Task prompt: Going through the entries below, copy out each line that contains "WLAN".

*** Block opens ***

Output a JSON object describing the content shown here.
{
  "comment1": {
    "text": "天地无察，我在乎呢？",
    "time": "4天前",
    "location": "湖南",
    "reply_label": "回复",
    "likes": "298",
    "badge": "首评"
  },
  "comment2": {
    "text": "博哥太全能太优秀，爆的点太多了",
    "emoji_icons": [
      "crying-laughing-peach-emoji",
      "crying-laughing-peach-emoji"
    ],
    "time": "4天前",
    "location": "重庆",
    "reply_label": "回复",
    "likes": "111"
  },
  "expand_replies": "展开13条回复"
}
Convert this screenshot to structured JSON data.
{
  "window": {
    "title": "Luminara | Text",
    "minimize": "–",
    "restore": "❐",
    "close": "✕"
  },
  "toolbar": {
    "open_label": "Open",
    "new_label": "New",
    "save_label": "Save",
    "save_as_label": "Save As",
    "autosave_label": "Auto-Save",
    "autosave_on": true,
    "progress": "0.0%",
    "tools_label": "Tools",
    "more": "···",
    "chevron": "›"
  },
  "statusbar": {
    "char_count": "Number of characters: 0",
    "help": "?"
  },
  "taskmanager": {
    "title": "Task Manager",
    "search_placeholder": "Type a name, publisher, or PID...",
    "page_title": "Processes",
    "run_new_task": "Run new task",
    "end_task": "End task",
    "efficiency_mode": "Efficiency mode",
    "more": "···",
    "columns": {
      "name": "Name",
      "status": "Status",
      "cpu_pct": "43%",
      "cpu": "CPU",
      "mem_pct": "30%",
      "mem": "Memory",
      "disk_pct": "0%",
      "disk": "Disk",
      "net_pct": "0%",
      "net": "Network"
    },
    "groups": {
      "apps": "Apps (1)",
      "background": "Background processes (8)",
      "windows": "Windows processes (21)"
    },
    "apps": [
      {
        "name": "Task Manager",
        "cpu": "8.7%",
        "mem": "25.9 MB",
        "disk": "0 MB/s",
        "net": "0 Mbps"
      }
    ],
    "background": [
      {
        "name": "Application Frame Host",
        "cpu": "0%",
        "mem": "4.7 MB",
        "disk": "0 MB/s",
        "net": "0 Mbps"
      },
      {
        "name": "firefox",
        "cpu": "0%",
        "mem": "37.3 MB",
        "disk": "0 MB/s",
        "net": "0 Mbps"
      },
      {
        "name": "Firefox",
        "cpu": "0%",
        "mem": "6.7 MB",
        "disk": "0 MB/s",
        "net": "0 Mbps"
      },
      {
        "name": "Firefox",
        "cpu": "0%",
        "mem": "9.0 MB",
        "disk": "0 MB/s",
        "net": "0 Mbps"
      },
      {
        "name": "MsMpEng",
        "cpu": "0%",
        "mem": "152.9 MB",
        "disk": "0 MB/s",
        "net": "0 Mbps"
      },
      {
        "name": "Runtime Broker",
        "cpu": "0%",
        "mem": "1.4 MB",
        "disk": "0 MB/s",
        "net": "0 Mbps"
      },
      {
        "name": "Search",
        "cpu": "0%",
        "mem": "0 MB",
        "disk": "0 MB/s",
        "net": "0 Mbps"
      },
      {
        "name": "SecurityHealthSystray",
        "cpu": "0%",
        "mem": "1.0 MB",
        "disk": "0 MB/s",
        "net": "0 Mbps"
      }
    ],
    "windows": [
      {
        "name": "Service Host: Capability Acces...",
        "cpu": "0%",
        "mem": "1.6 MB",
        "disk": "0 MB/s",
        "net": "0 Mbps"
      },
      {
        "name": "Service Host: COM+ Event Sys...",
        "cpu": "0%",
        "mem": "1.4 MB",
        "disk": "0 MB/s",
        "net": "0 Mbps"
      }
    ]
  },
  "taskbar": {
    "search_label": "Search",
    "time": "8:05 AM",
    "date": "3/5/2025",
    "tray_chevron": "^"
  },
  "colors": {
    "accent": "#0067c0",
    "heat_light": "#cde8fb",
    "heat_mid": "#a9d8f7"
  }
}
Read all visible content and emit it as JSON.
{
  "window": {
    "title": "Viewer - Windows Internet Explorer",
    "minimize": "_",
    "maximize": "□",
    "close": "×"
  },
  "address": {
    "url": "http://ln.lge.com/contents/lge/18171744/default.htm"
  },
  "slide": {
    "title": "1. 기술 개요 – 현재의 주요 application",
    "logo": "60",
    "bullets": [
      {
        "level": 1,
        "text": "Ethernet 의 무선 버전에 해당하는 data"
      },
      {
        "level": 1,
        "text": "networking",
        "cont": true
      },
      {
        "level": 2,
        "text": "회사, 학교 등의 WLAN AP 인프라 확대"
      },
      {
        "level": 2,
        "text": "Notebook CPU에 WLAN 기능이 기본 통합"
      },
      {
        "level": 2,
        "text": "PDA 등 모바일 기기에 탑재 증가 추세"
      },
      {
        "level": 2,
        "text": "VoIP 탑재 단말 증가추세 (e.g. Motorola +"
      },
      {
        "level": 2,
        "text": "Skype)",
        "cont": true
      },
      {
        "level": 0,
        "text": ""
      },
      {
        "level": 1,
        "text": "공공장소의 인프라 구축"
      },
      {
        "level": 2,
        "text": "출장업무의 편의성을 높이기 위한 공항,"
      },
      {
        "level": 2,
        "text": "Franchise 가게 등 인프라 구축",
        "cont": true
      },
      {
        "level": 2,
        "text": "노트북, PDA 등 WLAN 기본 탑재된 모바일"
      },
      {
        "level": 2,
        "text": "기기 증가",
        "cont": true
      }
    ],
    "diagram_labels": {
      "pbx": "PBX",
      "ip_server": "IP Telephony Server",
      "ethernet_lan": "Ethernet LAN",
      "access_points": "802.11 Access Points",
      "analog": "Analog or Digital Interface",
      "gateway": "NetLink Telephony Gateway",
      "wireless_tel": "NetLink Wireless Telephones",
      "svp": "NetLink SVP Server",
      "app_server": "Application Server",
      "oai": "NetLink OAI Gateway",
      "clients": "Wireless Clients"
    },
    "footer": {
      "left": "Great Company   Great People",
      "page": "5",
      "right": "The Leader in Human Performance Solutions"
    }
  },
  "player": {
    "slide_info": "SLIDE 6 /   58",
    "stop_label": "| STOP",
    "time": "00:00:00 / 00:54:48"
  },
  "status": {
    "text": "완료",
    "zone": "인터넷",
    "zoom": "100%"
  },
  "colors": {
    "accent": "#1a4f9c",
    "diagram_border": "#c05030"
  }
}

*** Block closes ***

Solution to the exercise:
        "text": "회사, 학교 등의 WLAN AP 인프라 확대"
        "text": "Notebook CPU에 WLAN 기능이 기본 통합"
        "text": "노트북, PDA 등 WLAN 기본 탑재된 모바일"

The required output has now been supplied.